Richard then referenced the first South African #neknomination video of the guy handing the food to the man on the corner:
The idea of basically handing out food to anyone who seems poor with absolutely no intention to build relationship or understanding. Its a good example of something being very good on the outside, but potentially damaging with no long term help. It’s such a grey area because it makes me feel good watching that video. But we’ve got to ask ourselves how much good it does.
i don’t think Dave or Richard or myself are trying to slam people who have taken part in #neknominations [well except the drinking game people – stop being STUPID – you might be fine at it, but somewhere along the line you are going to challenge someone who isn’t and they will try and up yours and another person will be seriously injured or worse!] or at least the RAKnomination ones… but what we are saying is examine the motivation of the videos and the effect. even with something as amazing as helping rebuild a roof or fixing up the kitchen for a home – stay in contact, build relationship, look for where that person can help you , share stories, get invested and do whatever you do for a longer period of time.
let’s face it, at Common Change, which Dave referenced, we have a saying which goes something like this: It’s not that the rich and the poor don’t like each other, it’s that they don’t know each other. Get to know someone, hear their story and then suddenly you are not faced with random homeless guy, but Peter who is your friend. I tend to want to help my friends and walk journeys with them. Then we will start to see real change.

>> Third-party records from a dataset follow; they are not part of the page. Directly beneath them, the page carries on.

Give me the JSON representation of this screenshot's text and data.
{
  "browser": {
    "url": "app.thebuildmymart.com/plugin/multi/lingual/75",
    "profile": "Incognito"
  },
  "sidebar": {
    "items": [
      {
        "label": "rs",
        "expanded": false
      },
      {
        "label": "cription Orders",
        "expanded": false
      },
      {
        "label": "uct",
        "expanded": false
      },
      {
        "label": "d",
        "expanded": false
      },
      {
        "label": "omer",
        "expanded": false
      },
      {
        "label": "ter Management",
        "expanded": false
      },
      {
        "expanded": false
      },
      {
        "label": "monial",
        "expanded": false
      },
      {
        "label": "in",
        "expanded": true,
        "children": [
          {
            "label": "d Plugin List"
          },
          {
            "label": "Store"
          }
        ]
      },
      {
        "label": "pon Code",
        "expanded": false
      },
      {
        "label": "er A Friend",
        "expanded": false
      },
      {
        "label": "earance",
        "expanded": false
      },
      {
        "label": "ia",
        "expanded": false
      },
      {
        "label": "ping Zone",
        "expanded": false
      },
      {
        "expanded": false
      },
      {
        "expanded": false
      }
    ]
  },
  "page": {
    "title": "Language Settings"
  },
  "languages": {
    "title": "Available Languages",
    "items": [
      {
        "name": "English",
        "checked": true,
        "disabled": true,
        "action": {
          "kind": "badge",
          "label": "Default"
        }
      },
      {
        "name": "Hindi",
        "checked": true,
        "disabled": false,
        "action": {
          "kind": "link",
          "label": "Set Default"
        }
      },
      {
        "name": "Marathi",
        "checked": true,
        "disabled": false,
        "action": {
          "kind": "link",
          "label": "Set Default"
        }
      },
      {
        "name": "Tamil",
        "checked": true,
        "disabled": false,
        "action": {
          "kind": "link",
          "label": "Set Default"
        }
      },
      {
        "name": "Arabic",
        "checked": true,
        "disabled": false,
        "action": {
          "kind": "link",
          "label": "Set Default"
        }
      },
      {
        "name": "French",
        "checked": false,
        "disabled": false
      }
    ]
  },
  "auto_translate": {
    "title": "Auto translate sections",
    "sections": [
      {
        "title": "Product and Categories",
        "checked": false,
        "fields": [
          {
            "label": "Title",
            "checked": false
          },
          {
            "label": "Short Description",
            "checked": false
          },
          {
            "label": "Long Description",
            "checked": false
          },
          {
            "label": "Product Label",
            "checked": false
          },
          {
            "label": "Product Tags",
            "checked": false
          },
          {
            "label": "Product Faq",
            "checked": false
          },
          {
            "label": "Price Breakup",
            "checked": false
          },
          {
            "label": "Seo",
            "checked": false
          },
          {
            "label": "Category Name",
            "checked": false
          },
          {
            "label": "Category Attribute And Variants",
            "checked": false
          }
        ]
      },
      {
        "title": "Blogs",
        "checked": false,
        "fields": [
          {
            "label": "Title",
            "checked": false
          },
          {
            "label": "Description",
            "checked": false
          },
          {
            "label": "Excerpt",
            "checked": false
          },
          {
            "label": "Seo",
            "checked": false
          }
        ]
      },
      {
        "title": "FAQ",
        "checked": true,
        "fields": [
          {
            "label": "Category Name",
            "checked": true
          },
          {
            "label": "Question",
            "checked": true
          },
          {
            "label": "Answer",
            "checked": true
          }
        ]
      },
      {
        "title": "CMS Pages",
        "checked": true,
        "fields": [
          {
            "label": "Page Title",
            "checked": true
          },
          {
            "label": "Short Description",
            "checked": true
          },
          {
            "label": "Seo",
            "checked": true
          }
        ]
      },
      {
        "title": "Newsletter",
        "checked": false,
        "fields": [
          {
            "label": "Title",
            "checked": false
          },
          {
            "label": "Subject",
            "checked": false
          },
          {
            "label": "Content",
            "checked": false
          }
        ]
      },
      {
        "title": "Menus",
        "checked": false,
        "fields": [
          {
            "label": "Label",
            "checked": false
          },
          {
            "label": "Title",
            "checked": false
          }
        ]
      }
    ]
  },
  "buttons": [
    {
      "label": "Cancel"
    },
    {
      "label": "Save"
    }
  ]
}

let’s face it – i am extremely proud that South Africans took a stupid drinking game and added life to it – the acts of kindness have been great, BUT it would be even so much greater if we were able to shift the momentum that has been grown through the RAKnominations and transform it into longer term acts of change that will benefit individuals, families and even whole communities… instead of a 24 hour timeline for creating a video, what if people started committing themselves to get involved volunteering for six months at a place of need in the community… and what if that spread?
i VFSMnominate you South Africa, let’s show the world one more time, that we can lead the way…
[i just watched this clip today which seems to be a lot closer to how these things can look – evidence of relationship already plus also partnering with an organisation that has long-term involvement and knowledge of the community and is made up of people living in the community – more of this please: https://www.youtube.com/watch?v=-MfpfEgJQ_s]
updated 21 Feb: Here is an incredible clip by Shane Vermooten which gets to the heart of what I’m speaking about in terms of inspiring to long-term change and transformation – come on: